Extracted information |
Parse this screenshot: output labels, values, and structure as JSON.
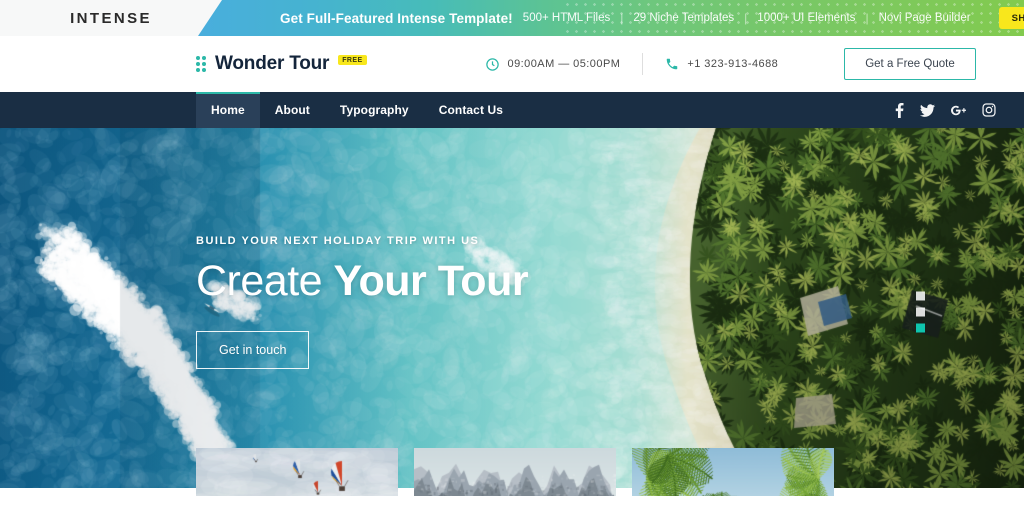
{
  "promo": {
    "logo_text": "INTENSE",
    "headline": "Get Full-Featured Intense Template!",
    "features": [
      "500+ HTML Files",
      "29 Niche Templates",
      "1000+ UI Elements",
      "Novi Page Builder"
    ],
    "separator": "|",
    "cta_label": "SHOP NOW!",
    "gradient_start": "#49aedd",
    "gradient_end": "#82ca4e",
    "cta_color": "#f8e71c"
  },
  "header": {
    "brand_name": "Wonder Tour",
    "brand_badge": "FREE",
    "hours": "09:00AM — 05:00PM",
    "phone": "+1 323-913-4688",
    "quote_label": "Get a Free Quote",
    "accent_color": "#2cb8a8"
  },
  "nav": {
    "items": [
      {
        "label": "Home",
        "active": true
      },
      {
        "label": "About",
        "active": false
      },
      {
        "label": "Typography",
        "active": false
      },
      {
        "label": "Contact Us",
        "active": false
      }
    ],
    "social": [
      "facebook-icon",
      "twitter-icon",
      "google-plus-icon",
      "instagram-icon"
    ],
    "bar_color": "#1a2e44",
    "active_indicator_color": "#2cb8a8"
  },
  "hero": {
    "kicker": "BUILD YOUR NEXT HOLIDAY TRIP WITH US",
    "title_light": "Create",
    "title_bold": "Your Tour",
    "button_label": "Get in touch",
    "slides_total": 3,
    "slide_active": 3,
    "scene": "aerial-tropical-beach-with-palm-forest-and-boats"
  },
  "gallery": {
    "thumbs": [
      {
        "name": "hot-air-balloons"
      },
      {
        "name": "mountain-range"
      },
      {
        "name": "palm-trees"
      }
    ]
  }
}
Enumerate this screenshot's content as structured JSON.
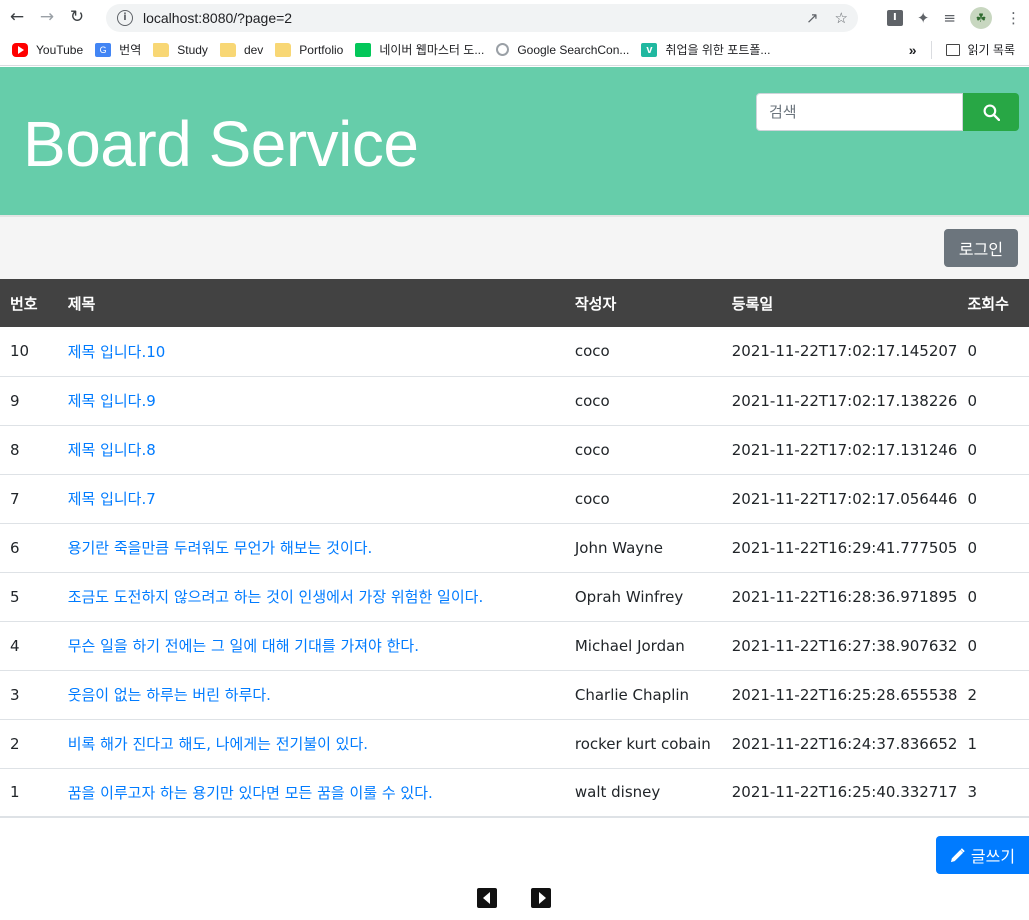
{
  "browser": {
    "url": "localhost:8080/?page=2",
    "bookmarks": [
      {
        "label": "YouTube",
        "icon": "youtube-icon"
      },
      {
        "label": "번역",
        "icon": "translate-icon"
      },
      {
        "label": "Study",
        "icon": "folder-icon"
      },
      {
        "label": "dev",
        "icon": "folder-icon"
      },
      {
        "label": "Portfolio",
        "icon": "folder-icon"
      },
      {
        "label": "네이버 웹마스터 도...",
        "icon": "naver-icon"
      },
      {
        "label": "Google SearchCon...",
        "icon": "search-console-icon"
      },
      {
        "label": "취업을 위한 포트폴...",
        "icon": "vimeo-icon"
      }
    ],
    "more_label": "»",
    "reading_list_label": "읽기 목록"
  },
  "hero": {
    "title": "Board Service",
    "search_placeholder": "검색"
  },
  "bar": {
    "login_label": "로그인"
  },
  "table": {
    "headers": [
      "번호",
      "제목",
      "작성자",
      "등록일",
      "조회수"
    ],
    "rows": [
      {
        "no": "10",
        "title": "제목 입니다.10",
        "author": "coco",
        "date": "2021-11-22T17:02:17.145207",
        "views": "0"
      },
      {
        "no": "9",
        "title": "제목 입니다.9",
        "author": "coco",
        "date": "2021-11-22T17:02:17.138226",
        "views": "0"
      },
      {
        "no": "8",
        "title": "제목 입니다.8",
        "author": "coco",
        "date": "2021-11-22T17:02:17.131246",
        "views": "0"
      },
      {
        "no": "7",
        "title": "제목 입니다.7",
        "author": "coco",
        "date": "2021-11-22T17:02:17.056446",
        "views": "0"
      },
      {
        "no": "6",
        "title": "용기란 죽을만큼 두려워도 무언가 해보는 것이다.",
        "author": "John Wayne",
        "date": "2021-11-22T16:29:41.777505",
        "views": "0"
      },
      {
        "no": "5",
        "title": "조금도 도전하지 않으려고 하는 것이 인생에서 가장 위험한 일이다.",
        "author": "Oprah Winfrey",
        "date": "2021-11-22T16:28:36.971895",
        "views": "0"
      },
      {
        "no": "4",
        "title": "무슨 일을 하기 전에는 그 일에 대해 기대를 가져야 한다.",
        "author": "Michael Jordan",
        "date": "2021-11-22T16:27:38.907632",
        "views": "0"
      },
      {
        "no": "3",
        "title": "웃음이 없는 하루는 버린 하루다.",
        "author": "Charlie Chaplin",
        "date": "2021-11-22T16:25:28.655538",
        "views": "2"
      },
      {
        "no": "2",
        "title": "비록 해가 진다고 해도, 나에게는 전기불이 있다.",
        "author": "rocker kurt cobain",
        "date": "2021-11-22T16:24:37.836652",
        "views": "1"
      },
      {
        "no": "1",
        "title": "꿈을 이루고자 하는 용기만 있다면 모든 꿈을 이룰 수 있다.",
        "author": "walt disney",
        "date": "2021-11-22T16:25:40.332717",
        "views": "3"
      }
    ]
  },
  "write_label": "글쓰기",
  "colors": {
    "hero_bg": "#66cdaa",
    "header_row_bg": "#424242",
    "link": "#007bff",
    "search_button": "#28a745",
    "login_button": "#6c757d",
    "write_button": "#007bff"
  }
}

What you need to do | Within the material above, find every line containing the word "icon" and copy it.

Task result |
      "facebook-icon",
      "twitter-icon",
      "google-plus-icon",
      "instagram-icon"
        "icon": "youtube-icon"
        "icon": "translate-icon"
        "icon": "folder-icon"
        "icon": "folder-icon"
        "icon": "folder-icon"
        "icon": "naver-icon"
        "icon": "search-console-icon"
        "icon": "vimeo-icon"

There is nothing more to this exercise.